- DESCRIPTION OF THE TASK -
Write the listing out again word for word, leaving each picture behind.

*** Opening MATERIAL PROVIDED ***

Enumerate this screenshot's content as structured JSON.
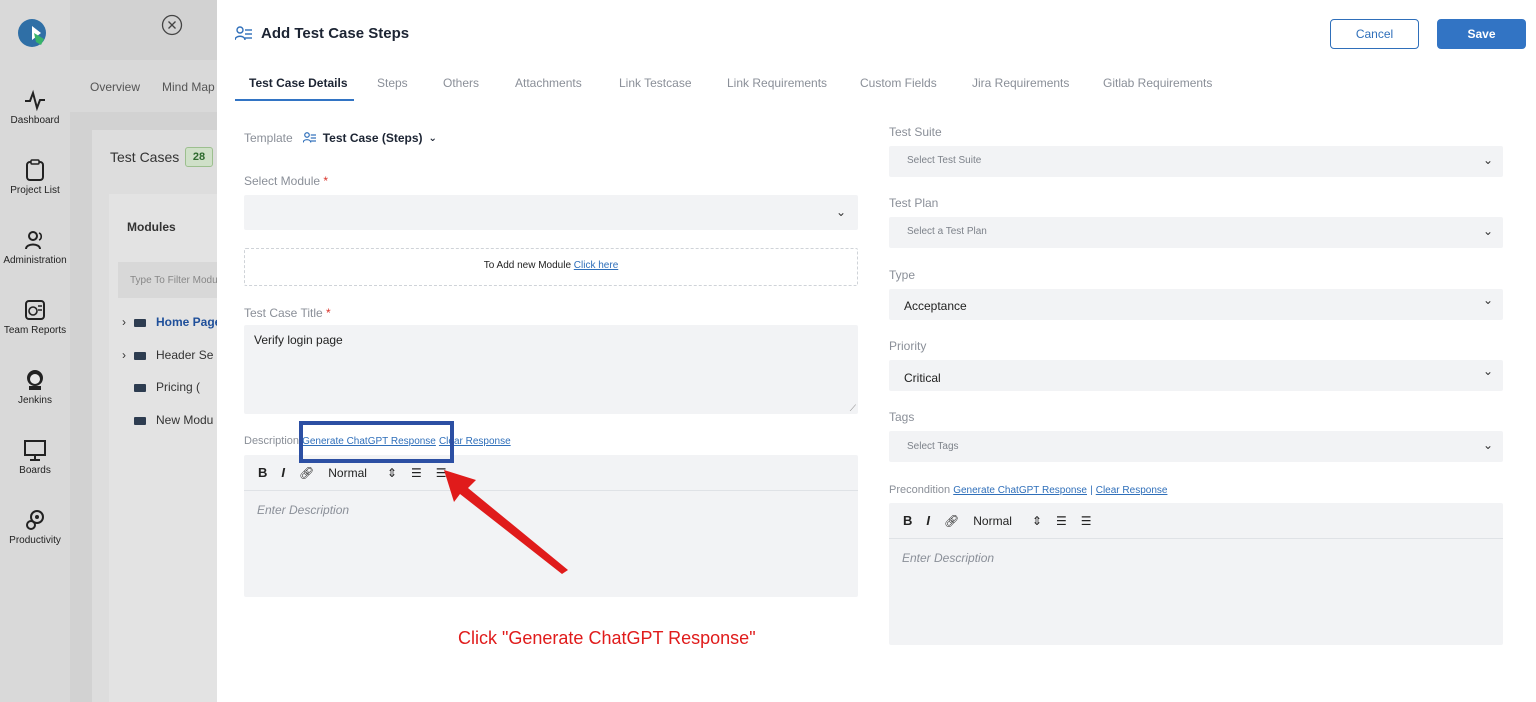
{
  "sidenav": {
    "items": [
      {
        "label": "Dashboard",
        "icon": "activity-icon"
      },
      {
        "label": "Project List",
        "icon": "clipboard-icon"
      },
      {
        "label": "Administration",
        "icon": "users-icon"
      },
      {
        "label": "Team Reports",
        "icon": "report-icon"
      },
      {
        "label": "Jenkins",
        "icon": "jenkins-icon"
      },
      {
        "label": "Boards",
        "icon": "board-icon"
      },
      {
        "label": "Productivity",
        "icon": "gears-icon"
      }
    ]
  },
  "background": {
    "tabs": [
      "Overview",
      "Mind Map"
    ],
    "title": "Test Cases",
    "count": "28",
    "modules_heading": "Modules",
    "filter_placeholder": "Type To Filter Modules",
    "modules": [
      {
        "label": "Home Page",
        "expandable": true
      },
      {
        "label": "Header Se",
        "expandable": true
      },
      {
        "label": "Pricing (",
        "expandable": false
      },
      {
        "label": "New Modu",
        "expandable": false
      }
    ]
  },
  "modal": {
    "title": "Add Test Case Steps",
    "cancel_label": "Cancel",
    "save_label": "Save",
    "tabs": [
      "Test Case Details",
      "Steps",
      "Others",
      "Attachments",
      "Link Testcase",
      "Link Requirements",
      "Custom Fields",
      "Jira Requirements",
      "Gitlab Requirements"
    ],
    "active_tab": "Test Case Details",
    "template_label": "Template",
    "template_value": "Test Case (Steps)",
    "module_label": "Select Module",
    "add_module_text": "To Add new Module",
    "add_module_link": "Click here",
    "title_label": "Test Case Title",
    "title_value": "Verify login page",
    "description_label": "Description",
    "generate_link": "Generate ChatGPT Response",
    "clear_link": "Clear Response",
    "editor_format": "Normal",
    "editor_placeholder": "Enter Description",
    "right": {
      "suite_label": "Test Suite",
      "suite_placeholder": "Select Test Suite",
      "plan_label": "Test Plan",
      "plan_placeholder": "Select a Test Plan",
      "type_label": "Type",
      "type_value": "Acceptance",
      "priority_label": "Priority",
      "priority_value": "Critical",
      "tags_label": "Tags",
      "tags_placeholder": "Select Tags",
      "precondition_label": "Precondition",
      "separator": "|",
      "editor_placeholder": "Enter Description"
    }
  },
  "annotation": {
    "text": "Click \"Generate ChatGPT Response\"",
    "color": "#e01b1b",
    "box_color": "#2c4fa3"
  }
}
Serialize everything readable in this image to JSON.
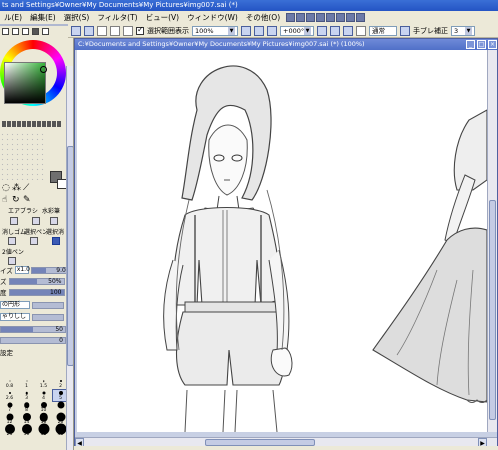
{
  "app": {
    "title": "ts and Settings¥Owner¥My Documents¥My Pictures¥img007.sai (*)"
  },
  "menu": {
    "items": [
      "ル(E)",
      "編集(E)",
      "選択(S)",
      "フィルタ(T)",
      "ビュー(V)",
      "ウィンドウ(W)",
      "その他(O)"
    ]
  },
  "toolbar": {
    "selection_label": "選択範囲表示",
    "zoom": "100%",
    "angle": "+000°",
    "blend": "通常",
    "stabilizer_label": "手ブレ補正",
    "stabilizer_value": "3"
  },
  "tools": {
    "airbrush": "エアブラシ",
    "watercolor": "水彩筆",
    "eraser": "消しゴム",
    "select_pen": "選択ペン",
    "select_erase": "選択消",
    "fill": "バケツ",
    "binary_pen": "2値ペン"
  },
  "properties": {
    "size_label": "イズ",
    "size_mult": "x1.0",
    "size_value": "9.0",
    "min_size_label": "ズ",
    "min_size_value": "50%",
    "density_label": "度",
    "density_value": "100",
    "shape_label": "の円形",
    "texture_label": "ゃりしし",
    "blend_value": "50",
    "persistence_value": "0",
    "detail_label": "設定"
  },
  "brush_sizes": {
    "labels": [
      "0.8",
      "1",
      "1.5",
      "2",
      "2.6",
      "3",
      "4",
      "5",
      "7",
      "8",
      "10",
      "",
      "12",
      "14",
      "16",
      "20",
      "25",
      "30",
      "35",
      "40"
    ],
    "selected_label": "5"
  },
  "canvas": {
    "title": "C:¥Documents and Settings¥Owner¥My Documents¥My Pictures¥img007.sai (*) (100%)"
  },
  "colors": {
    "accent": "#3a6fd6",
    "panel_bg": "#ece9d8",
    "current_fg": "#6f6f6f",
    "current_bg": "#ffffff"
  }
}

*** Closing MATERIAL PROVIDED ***

- EXPECTED ANSWER -
Enumerate this screenshot's content as structured JSON.
{
  "sidenav": {
    "items": [
      {
        "label": "Dashboard",
        "icon": "activity-icon"
      },
      {
        "label": "Project List",
        "icon": "clipboard-icon"
      },
      {
        "label": "Administration",
        "icon": "users-icon"
      },
      {
        "label": "Team Reports",
        "icon": "report-icon"
      },
      {
        "label": "Jenkins",
        "icon": "jenkins-icon"
      },
      {
        "label": "Boards",
        "icon": "board-icon"
      },
      {
        "label": "Productivity",
        "icon": "gears-icon"
      }
    ]
  },
  "background": {
    "tabs": [
      "Overview",
      "Mind Map"
    ],
    "title": "Test Cases",
    "count": "28",
    "modules_heading": "Modules",
    "filter_placeholder": "Type To Filter Modules",
    "modules": [
      {
        "label": "Home Page",
        "expandable": true
      },
      {
        "label": "Header Se",
        "expandable": true
      },
      {
        "label": "Pricing (",
        "expandable": false
      },
      {
        "label": "New Modu",
        "expandable": false
      }
    ]
  },
  "modal": {
    "title": "Add Test Case Steps",
    "cancel_label": "Cancel",
    "save_label": "Save",
    "tabs": [
      "Test Case Details",
      "Steps",
      "Others",
      "Attachments",
      "Link Testcase",
      "Link Requirements",
      "Custom Fields",
      "Jira Requirements",
      "Gitlab Requirements"
    ],
    "active_tab": "Test Case Details",
    "template_label": "Template",
    "template_value": "Test Case (Steps)",
    "module_label": "Select Module",
    "add_module_text": "To Add new Module",
    "add_module_link": "Click here",
    "title_label": "Test Case Title",
    "title_value": "Verify login page",
    "description_label": "Description",
    "generate_link": "Generate ChatGPT Response",
    "clear_link": "Clear Response",
    "editor_format": "Normal",
    "editor_placeholder": "Enter Description",
    "right": {
      "suite_label": "Test Suite",
      "suite_placeholder": "Select Test Suite",
      "plan_label": "Test Plan",
      "plan_placeholder": "Select a Test Plan",
      "type_label": "Type",
      "type_value": "Acceptance",
      "priority_label": "Priority",
      "priority_value": "Critical",
      "tags_label": "Tags",
      "tags_placeholder": "Select Tags",
      "precondition_label": "Precondition",
      "separator": "|",
      "editor_placeholder": "Enter Description"
    }
  },
  "annotation": {
    "text": "Click \"Generate ChatGPT Response\"",
    "color": "#e01b1b",
    "box_color": "#2c4fa3"
  }
}
Serialize everything readable in this image to JSON.
{
  "app": {
    "title": "ts and Settings¥Owner¥My Documents¥My Pictures¥img007.sai (*)"
  },
  "menu": {
    "items": [
      "ル(E)",
      "編集(E)",
      "選択(S)",
      "フィルタ(T)",
      "ビュー(V)",
      "ウィンドウ(W)",
      "その他(O)"
    ]
  },
  "toolbar": {
    "selection_label": "選択範囲表示",
    "zoom": "100%",
    "angle": "+000°",
    "blend": "通常",
    "stabilizer_label": "手ブレ補正",
    "stabilizer_value": "3"
  },
  "tools": {
    "airbrush": "エアブラシ",
    "watercolor": "水彩筆",
    "eraser": "消しゴム",
    "select_pen": "選択ペン",
    "select_erase": "選択消",
    "fill": "バケツ",
    "binary_pen": "2値ペン"
  },
  "properties": {
    "size_label": "イズ",
    "size_mult": "x1.0",
    "size_value": "9.0",
    "min_size_label": "ズ",
    "min_size_value": "50%",
    "density_label": "度",
    "density_value": "100",
    "shape_label": "の円形",
    "texture_label": "ゃりしし",
    "blend_value": "50",
    "persistence_value": "0",
    "detail_label": "設定"
  },
  "brush_sizes": {
    "labels": [
      "0.8",
      "1",
      "1.5",
      "2",
      "2.6",
      "3",
      "4",
      "5",
      "7",
      "8",
      "10",
      "",
      "12",
      "14",
      "16",
      "20",
      "25",
      "30",
      "35",
      "40"
    ],
    "selected_label": "5"
  },
  "canvas": {
    "title": "C:¥Documents and Settings¥Owner¥My Documents¥My Pictures¥img007.sai (*) (100%)"
  },
  "colors": {
    "accent": "#3a6fd6",
    "panel_bg": "#ece9d8",
    "current_fg": "#6f6f6f",
    "current_bg": "#ffffff"
  }
}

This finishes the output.